  6. Cardiovascular Medicine: The field of cardiology is actively exploring regenerative medicine approaches for repairing damaged heart tissues. Stem cell therapies and tissue-engineered cardiac patches show potential in treating heart disease.

Challenges and Ethical Considerations

While regenerative medicine offers immense promise, it also faces several challenges and ethical considerations:

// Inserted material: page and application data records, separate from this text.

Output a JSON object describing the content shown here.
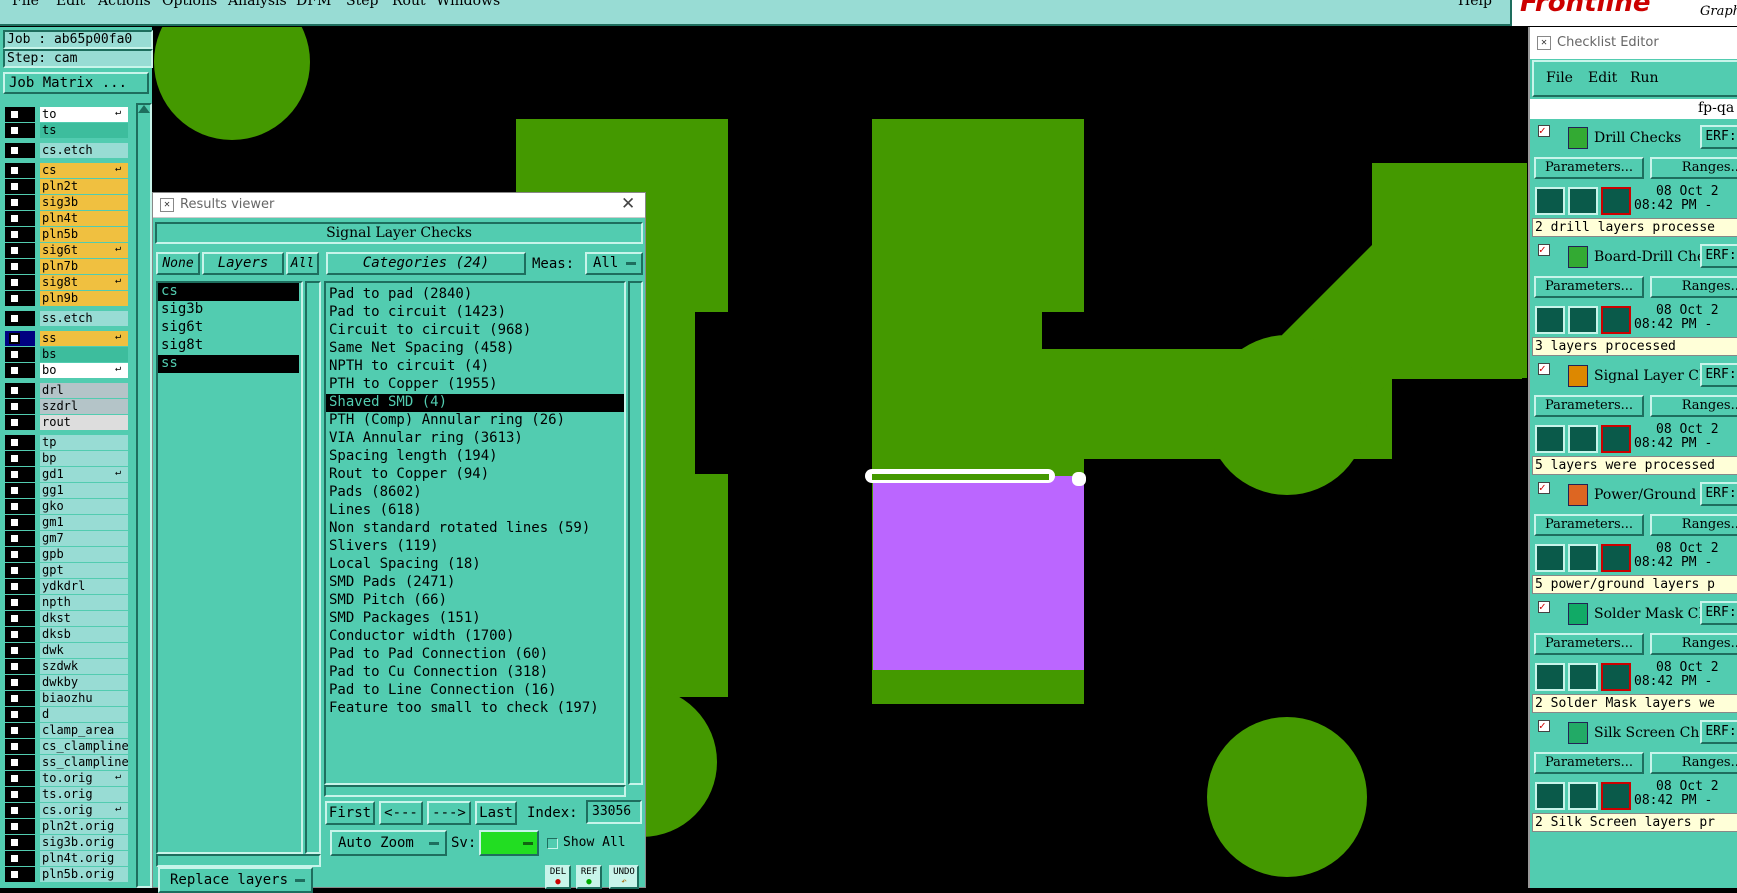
{
  "menubar": {
    "items": [
      "File",
      "Edit",
      "Actions",
      "Options",
      "Analysis",
      "DFM",
      "Step",
      "Rout",
      "Windows"
    ],
    "help": "Help",
    "brand": "Frontline",
    "brand_sub": "Graph"
  },
  "job": {
    "job_label": "Job : ab65p00fa0",
    "step_label": "Step: cam",
    "matrix_button": "Job Matrix ..."
  },
  "layers": [
    {
      "name": "to",
      "color": "#ffffff",
      "flag": "↵"
    },
    {
      "name": "ts",
      "color": "#3dbd9d",
      "flag": ""
    },
    {
      "name": "cs.etch",
      "color": "#98dcd4",
      "flag": ""
    },
    {
      "name": "cs",
      "color": "#f0c040",
      "flag": "↵"
    },
    {
      "name": "pln2t",
      "color": "#f0c040",
      "flag": ""
    },
    {
      "name": "sig3b",
      "color": "#f0c040",
      "flag": ""
    },
    {
      "name": "pln4t",
      "color": "#f0c040",
      "flag": ""
    },
    {
      "name": "pln5b",
      "color": "#f0c040",
      "flag": ""
    },
    {
      "name": "sig6t",
      "color": "#f0c040",
      "flag": "↵"
    },
    {
      "name": "pln7b",
      "color": "#f0c040",
      "flag": ""
    },
    {
      "name": "sig8t",
      "color": "#f0c040",
      "flag": "↵"
    },
    {
      "name": "pln9b",
      "color": "#f0c040",
      "flag": ""
    },
    {
      "name": "ss.etch",
      "color": "#98dcd4",
      "flag": ""
    },
    {
      "name": "ss",
      "color": "#f0c040",
      "flag": "↵"
    },
    {
      "name": "bs",
      "color": "#3dbd9d",
      "flag": ""
    },
    {
      "name": "bo",
      "color": "#ffffff",
      "flag": "↵"
    },
    {
      "name": "drl",
      "color": "#b4c4c8",
      "flag": ""
    },
    {
      "name": "szdrl",
      "color": "#b4c4c8",
      "flag": ""
    },
    {
      "name": "rout",
      "color": "#dddddd",
      "flag": ""
    },
    {
      "name": "tp",
      "color": "#98dcd4",
      "flag": ""
    },
    {
      "name": "bp",
      "color": "#98dcd4",
      "flag": ""
    },
    {
      "name": "gd1",
      "color": "#98dcd4",
      "flag": "↵"
    },
    {
      "name": "gg1",
      "color": "#98dcd4",
      "flag": ""
    },
    {
      "name": "gko",
      "color": "#98dcd4",
      "flag": ""
    },
    {
      "name": "gm1",
      "color": "#98dcd4",
      "flag": ""
    },
    {
      "name": "gm7",
      "color": "#98dcd4",
      "flag": ""
    },
    {
      "name": "gpb",
      "color": "#98dcd4",
      "flag": ""
    },
    {
      "name": "gpt",
      "color": "#98dcd4",
      "flag": ""
    },
    {
      "name": "ydkdrl",
      "color": "#98dcd4",
      "flag": ""
    },
    {
      "name": "npth",
      "color": "#98dcd4",
      "flag": ""
    },
    {
      "name": "dkst",
      "color": "#98dcd4",
      "flag": ""
    },
    {
      "name": "dksb",
      "color": "#98dcd4",
      "flag": ""
    },
    {
      "name": "dwk",
      "color": "#98dcd4",
      "flag": ""
    },
    {
      "name": "szdwk",
      "color": "#98dcd4",
      "flag": ""
    },
    {
      "name": "dwkby",
      "color": "#98dcd4",
      "flag": ""
    },
    {
      "name": "biaozhu",
      "color": "#98dcd4",
      "flag": ""
    },
    {
      "name": "d",
      "color": "#98dcd4",
      "flag": ""
    },
    {
      "name": "clamp_area",
      "color": "#98dcd4",
      "flag": ""
    },
    {
      "name": "cs_clampline",
      "color": "#98dcd4",
      "flag": ""
    },
    {
      "name": "ss_clampline",
      "color": "#98dcd4",
      "flag": ""
    },
    {
      "name": "to.orig",
      "color": "#98dcd4",
      "flag": "↵"
    },
    {
      "name": "ts.orig",
      "color": "#98dcd4",
      "flag": ""
    },
    {
      "name": "cs.orig",
      "color": "#98dcd4",
      "flag": "↵"
    },
    {
      "name": "pln2t.orig",
      "color": "#98dcd4",
      "flag": ""
    },
    {
      "name": "sig3b.orig",
      "color": "#98dcd4",
      "flag": ""
    },
    {
      "name": "pln4t.orig",
      "color": "#98dcd4",
      "flag": ""
    },
    {
      "name": "pln5b.orig",
      "color": "#98dcd4",
      "flag": ""
    }
  ],
  "results_viewer": {
    "title": "Results viewer",
    "header": "Signal Layer Checks",
    "none_btn": "None",
    "layers_btn": "Layers",
    "all_btn": "All",
    "categories_btn": "Categories (24)",
    "meas_label": "Meas:",
    "meas_value": "All",
    "layer_list": [
      "cs",
      "sig3b",
      "sig6t",
      "sig8t",
      "ss"
    ],
    "categories": [
      "Pad to pad (2840)",
      "Pad to circuit (1423)",
      "Circuit to circuit (968)",
      "Same Net Spacing (458)",
      "NPTH to circuit (4)",
      "PTH to Copper (1955)",
      "Shaved SMD (4)",
      "PTH (Comp) Annular ring (26)",
      "VIA Annular ring (3613)",
      "Spacing length (194)",
      "Rout to Copper (94)",
      "Pads (8602)",
      "Lines (618)",
      "Non standard rotated lines (59)",
      "Slivers (119)",
      "Local Spacing (18)",
      "SMD Pads (2471)",
      "SMD Pitch (66)",
      "SMD Packages (151)",
      "Conductor width (1700)",
      "Pad to Pad Connection (60)",
      "Pad to Cu Connection (318)",
      "Pad to Line Connection (16)",
      "Feature too small to check (197)"
    ],
    "first_btn": "First",
    "prev_btn": "<---",
    "next_btn": "--->",
    "last_btn": "Last",
    "index_label": "Index:",
    "index_value": "33056",
    "autozoom_btn": "Auto Zoom",
    "sv_label": "Sv:",
    "show_all_label": "Show All",
    "replace_btn": "Replace layers",
    "del_label": "DEL",
    "ref_label": "REF",
    "undo_label": "UNDO"
  },
  "checklist": {
    "title": "Checklist Editor",
    "menu": [
      "File",
      "Edit",
      "Run"
    ],
    "name": "fp-qa",
    "items": [
      {
        "name": "Drill Checks",
        "erf": "ERF:",
        "date1": "08 Oct 2",
        "date2": "08:42 PM - ",
        "status": "2 drill layers processe"
      },
      {
        "name": "Board-Drill Che",
        "erf": "ERF:",
        "date1": "08 Oct 2",
        "date2": "08:42 PM - ",
        "status": "3 layers processed"
      },
      {
        "name": "Signal Layer Ch",
        "erf": "ERF:",
        "date1": "08 Oct 2",
        "date2": "08:42 PM - ",
        "status": "5 layers were processed"
      },
      {
        "name": "Power/Ground C",
        "erf": "ERF:",
        "date1": "08 Oct 2",
        "date2": "08:42 PM - ",
        "status": "5 power/ground layers p"
      },
      {
        "name": "Solder Mask Che",
        "erf": "ERF:",
        "date1": "08 Oct 2",
        "date2": "08:42 PM - ",
        "status": "2 Solder Mask layers we"
      },
      {
        "name": "Silk Screen Che",
        "erf": "ERF:",
        "date1": "08 Oct 2",
        "date2": "08:42 PM - ",
        "status": "2 Silk Screen layers pr"
      }
    ],
    "params_btn": "Parameters...",
    "ranges_btn": "Ranges..."
  },
  "colors": {
    "copper": "#449900",
    "highlight": "#bb66ff",
    "panel": "#52ccb0"
  }
}
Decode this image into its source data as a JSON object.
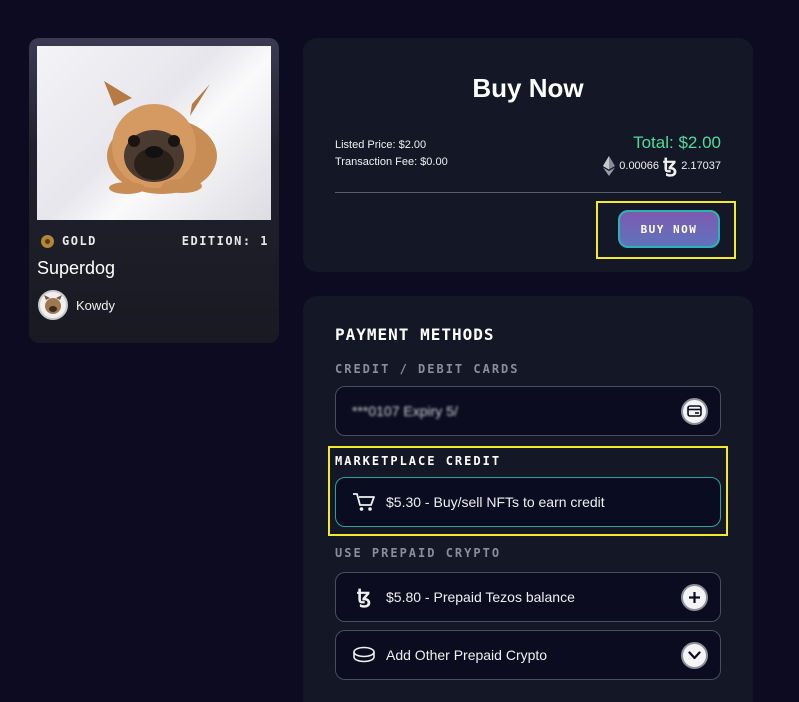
{
  "nft": {
    "rarity": "GOLD",
    "edition": "EDITION: 1",
    "title": "Superdog",
    "owner": "Kowdy"
  },
  "buy": {
    "title": "Buy Now",
    "listed_price": "Listed Price: $2.00",
    "transaction_fee": "Transaction Fee: $0.00",
    "total": "Total: $2.00",
    "eth_amount": "0.00066",
    "tez_amount": "2.17037",
    "button_label": "BUY NOW"
  },
  "payment": {
    "title": "PAYMENT METHODS",
    "cards_label": "CREDIT / DEBIT CARDS",
    "card_masked": "***0107 Expiry 5/",
    "marketplace_label": "MARKETPLACE CREDIT",
    "marketplace_credit": "$5.30 - Buy/sell NFTs to earn credit",
    "prepaid_label": "USE PREPAID CRYPTO",
    "tezos_balance": "$5.80 - Prepaid Tezos balance",
    "add_other": "Add Other Prepaid Crypto"
  },
  "colors": {
    "background": "#0c0b22",
    "panel": "#141726",
    "total_green": "#4ddc9a",
    "highlight_yellow": "#f2ea2a",
    "credit_border": "#2aa59b"
  }
}
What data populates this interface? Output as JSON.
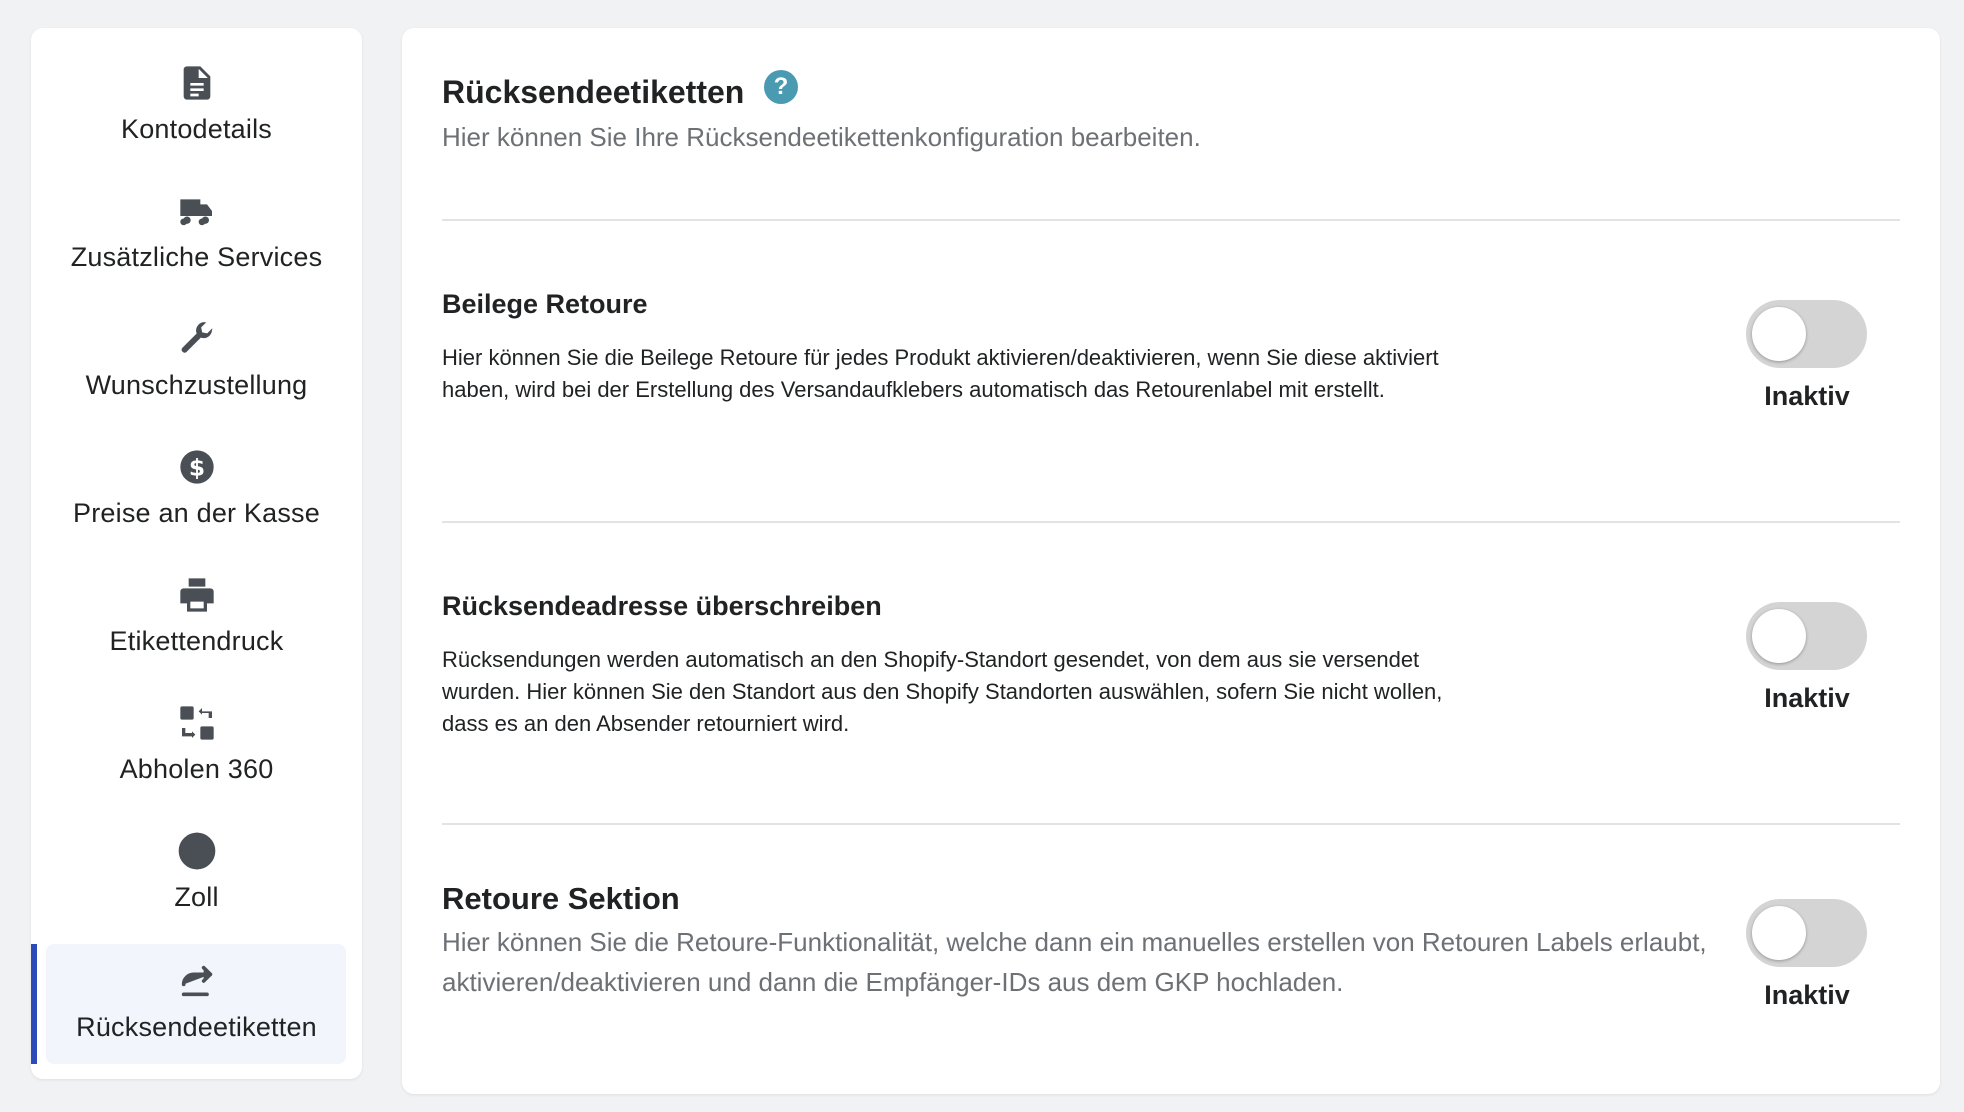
{
  "sidebar": {
    "items": [
      {
        "label": "Kontodetails",
        "icon": "document-icon"
      },
      {
        "label": "Zusätzliche Services",
        "icon": "truck-icon"
      },
      {
        "label": "Wunschzustellung",
        "icon": "wrench-icon"
      },
      {
        "label": "Preise an der Kasse",
        "icon": "dollar-icon"
      },
      {
        "label": "Etikettendruck",
        "icon": "printer-icon"
      },
      {
        "label": "Abholen 360",
        "icon": "swap-icon"
      },
      {
        "label": "Zoll",
        "icon": "globe-icon"
      },
      {
        "label": "Rücksendeetiketten",
        "icon": "return-arrow-icon",
        "active": true
      }
    ]
  },
  "main": {
    "title": "Rücksendeetiketten",
    "help_glyph": "?",
    "subtitle": "Hier können Sie Ihre Rücksendeetikettenkonfiguration bearbeiten.",
    "sections": [
      {
        "title": "Beilege Retoure",
        "description": "Hier können Sie die Beilege Retoure für jedes Produkt aktivieren/deaktivieren, wenn Sie diese aktiviert haben, wird bei der Erstellung des Versandaufklebers automatisch das Retourenlabel mit erstellt.",
        "toggle_state": "Inaktiv",
        "enabled": false
      },
      {
        "title": "Rücksendeadresse überschreiben",
        "description": "Rücksendungen werden automatisch an den Shopify-Standort gesendet, von dem aus sie versendet wurden. Hier können Sie den Standort aus den Shopify Standorten auswählen, sofern Sie nicht wollen, dass es an den Absender retourniert wird.",
        "toggle_state": "Inaktiv",
        "enabled": false
      },
      {
        "title": "Retoure Sektion",
        "description": "Hier können Sie die Retoure-Funktionalität, welche dann ein manuelles erstellen von Retouren Labels erlaubt, aktivieren/deaktivieren und dann die Empfänger-IDs aus dem GKP hochladen.",
        "toggle_state": "Inaktiv",
        "enabled": false
      }
    ]
  },
  "colors": {
    "accent": "#2c4ab8",
    "help": "#4a9ab1",
    "toggle_off": "#d4d4d4",
    "active_bg": "#f2f5fc"
  }
}
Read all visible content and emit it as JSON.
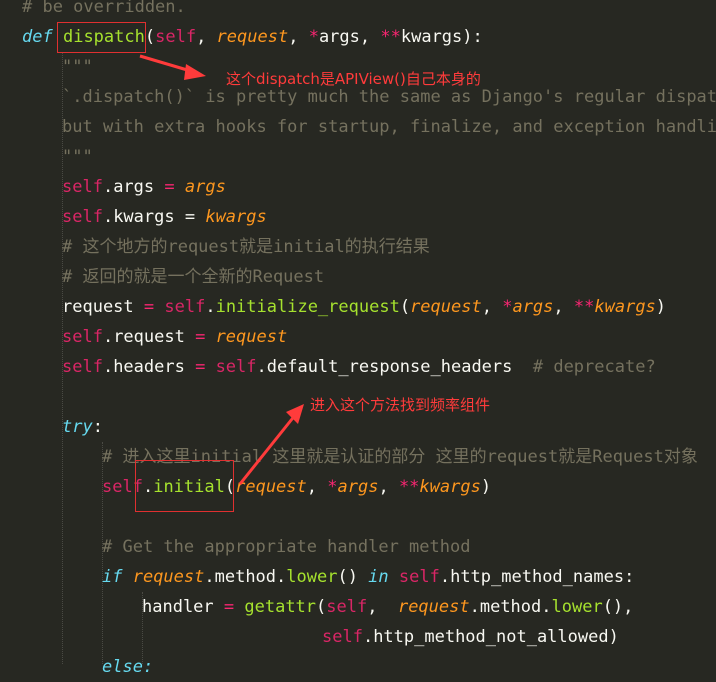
{
  "code": {
    "l0": "# be overridden.",
    "def_kw": "def",
    "def_name": "dispatch",
    "def_open": "(",
    "def_self": "self",
    "def_comma1": ", ",
    "def_request": "request",
    "def_comma2": ", ",
    "def_star": "*",
    "def_args": "args",
    "def_comma3": ", ",
    "def_dstar": "**",
    "def_kwargs": "kwargs",
    "def_close": "):",
    "doc_open": "\"\"\"",
    "doc1": "`.dispatch()` is pretty much the same as Django's regular dispatch,",
    "doc2": "but with extra hooks for startup, finalize, and exception handling.",
    "doc_close": "\"\"\"",
    "a1_self": "self",
    "a1_attr": ".args ",
    "a1_eq": "=",
    "a1_val": " args",
    "a2_self": "self",
    "a2_attr": ".kwargs ",
    "a2_eq": "=",
    "a2_val": " kwargs",
    "c1": "# 这个地方的request就是initial的执行结果",
    "c2": "# 返回的就是一个全新的Request",
    "r_name": "request ",
    "r_eq": "=",
    "r_self": " self",
    "r_dot": ".",
    "r_fn": "initialize_request",
    "r_open": "(",
    "r_req": "request",
    "r_c1": ", ",
    "r_star": "*",
    "r_args": "args",
    "r_c2": ", ",
    "r_dstar": "**",
    "r_kwargs": "kwargs",
    "r_close": ")",
    "sr_self": "self",
    "sr_attr": ".request ",
    "sr_eq": "=",
    "sr_val": " request",
    "h_self": "self",
    "h_attr": ".headers ",
    "h_eq": "=",
    "h_self2": " self",
    "h_rest": ".default_response_headers",
    "h_com": "  # deprecate?",
    "try_kw": "try",
    "try_colon": ":",
    "c3": "# 进入这里initial 这里就是认证的部分 这里的request就是Request对象",
    "i_self": "self",
    "i_dot": ".",
    "i_fn": "initial",
    "i_open": "(",
    "i_req": "request",
    "i_c1": ", ",
    "i_star": "*",
    "i_args": "args",
    "i_c2": ", ",
    "i_dstar": "**",
    "i_kwargs": "kwargs",
    "i_close": ")",
    "c4": "# Get the appropriate handler method",
    "if_kw": "if",
    "if_req": " request",
    "if_m": ".method.",
    "if_lower": "lower",
    "if_paren": "() ",
    "if_in": "in",
    "if_self": " self",
    "if_rest": ".http_method_names",
    "if_colon": ":",
    "hd_name": "handler ",
    "hd_eq": "=",
    "hd_fn": " getattr",
    "hd_open": "(",
    "hd_self": "self",
    "hd_c": ", ",
    "hd_req": " request",
    "hd_m": ".method.",
    "hd_lower": "lower",
    "hd_rest": "(),",
    "na_self": "self",
    "na_rest": ".http_method_not_allowed)",
    "else_kw": "else:"
  },
  "annotations": {
    "dispatch_note": "这个dispatch是APIView()自己本身的",
    "initial_note": "进入这个方法找到频率组件"
  },
  "colors": {
    "background": "#272822",
    "annotation": "#ff3b3b",
    "keyword": "#66D9EF",
    "function": "#A6E22E",
    "parameter": "#FD971F",
    "operator": "#F92672",
    "comment": "#75715E"
  }
}
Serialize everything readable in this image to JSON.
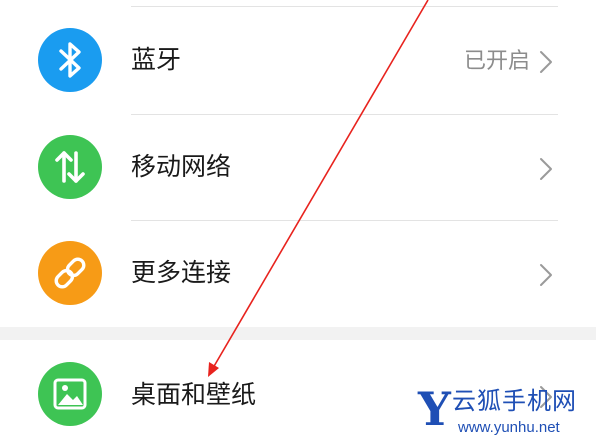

  1. Scientific Hurdles: Despite significant progress, there is still much we don’t understand about the complex processes involved in tissue and organ regeneration. Researchers face numerous scientific challenges in optimizing cell therapies and tissue engineering techniques.
  2. Safety Concerns: Ensuring the safety of regenerative medicine therapies is paramount. Stem cell-based treatments, for example, carry potential risks, including uncontrolled cell growth and immune system rejection. Rigorous clinical trials and safety assessments are crucial.
  3. Regulatory Issues: The field of regenerative medicine is constantly evolving, and regulatory agencies struggle to keep up. Balancing the need for innovation with patient safety and ethical considerations poses a challenge in developing regulatory frameworks.
  4. Ethical Considerations: The use of embryonic stem cells remains a topic of ethical debate, as it involves the destruction of embryos. Although the discovery of iPSCs has mitigated some ethical concerns, ongoing discussions surround the ethical use of emerging technologies.
  5. Cost and Accessibility: The high costs associated with many regenerative medicine therapies can limit access for patients. Ensuring that these treatments are accessible to a broader population remains a significant challenge.
  6. Immune Rejection: Immune responses against transplanted or engineered tissues and organs can pose a significant barrier to successful regenerative therapies. Researchers are actively working on strategies to mitigate this problem.

Future Prospects

Regenerative medicine holds great promise for the future of healthcare, and ongoing research is likely to bring about significant advancements in several key areas:

  1. Personalized Medicine: The ability to generate patient-specific iPSCs and tailor regenerative therapies to an individual’s unique genetic makeup will lead to more effective treatments with fewer side effects.
  2. 3D Bioprinting: The development of 3D bioprinting technology will enable the creation of intricate tissue structures, advancing the field of tissue engineering and making organ transplantation more viable.
  3. Advancements in Gene Editing: Techniques such as CRISPR-Cas9 are opening up new possibilities in gene editing and gene therapy, potentially curing genetic diseases and reducing the risk of organ rejection.
  4. Immunomodulation: Improvements in immune tolerance and immunomodulation techniques will help reduce the risk of immune rejection in transplants and cell-based therapies.
  5. Artificial Intelligence: The integration of artificial intelligence (AI) in regenerative medicine research and treatment will accelerate the discovery of novel therapies, optimize treatment strategies, and enable predictive modeling.
  6. Ethical Progress: Ethical concerns associated with the field will continue to be addressed, and ethical guidelines will evolve to accommodate emerging technologies and advancements in regenerative medicine.


Regenerative medicine represents a transformative approach to healthcare that harnesses the body’s natural regenerative capabilities and combines them with cutting-edge technologies to repair, replace, or regenerate tissues and organs. While the field has made significant progress, challenges remain in terms of scientific understanding, safety, regulation, and ethical considerations. However, with ongoing research and technological advancements, the future of regenerative medicine looks bright, offering the potential to revolutionize the treatment of a wide range of diseases and injuries and improve the quality of life for countless individuals.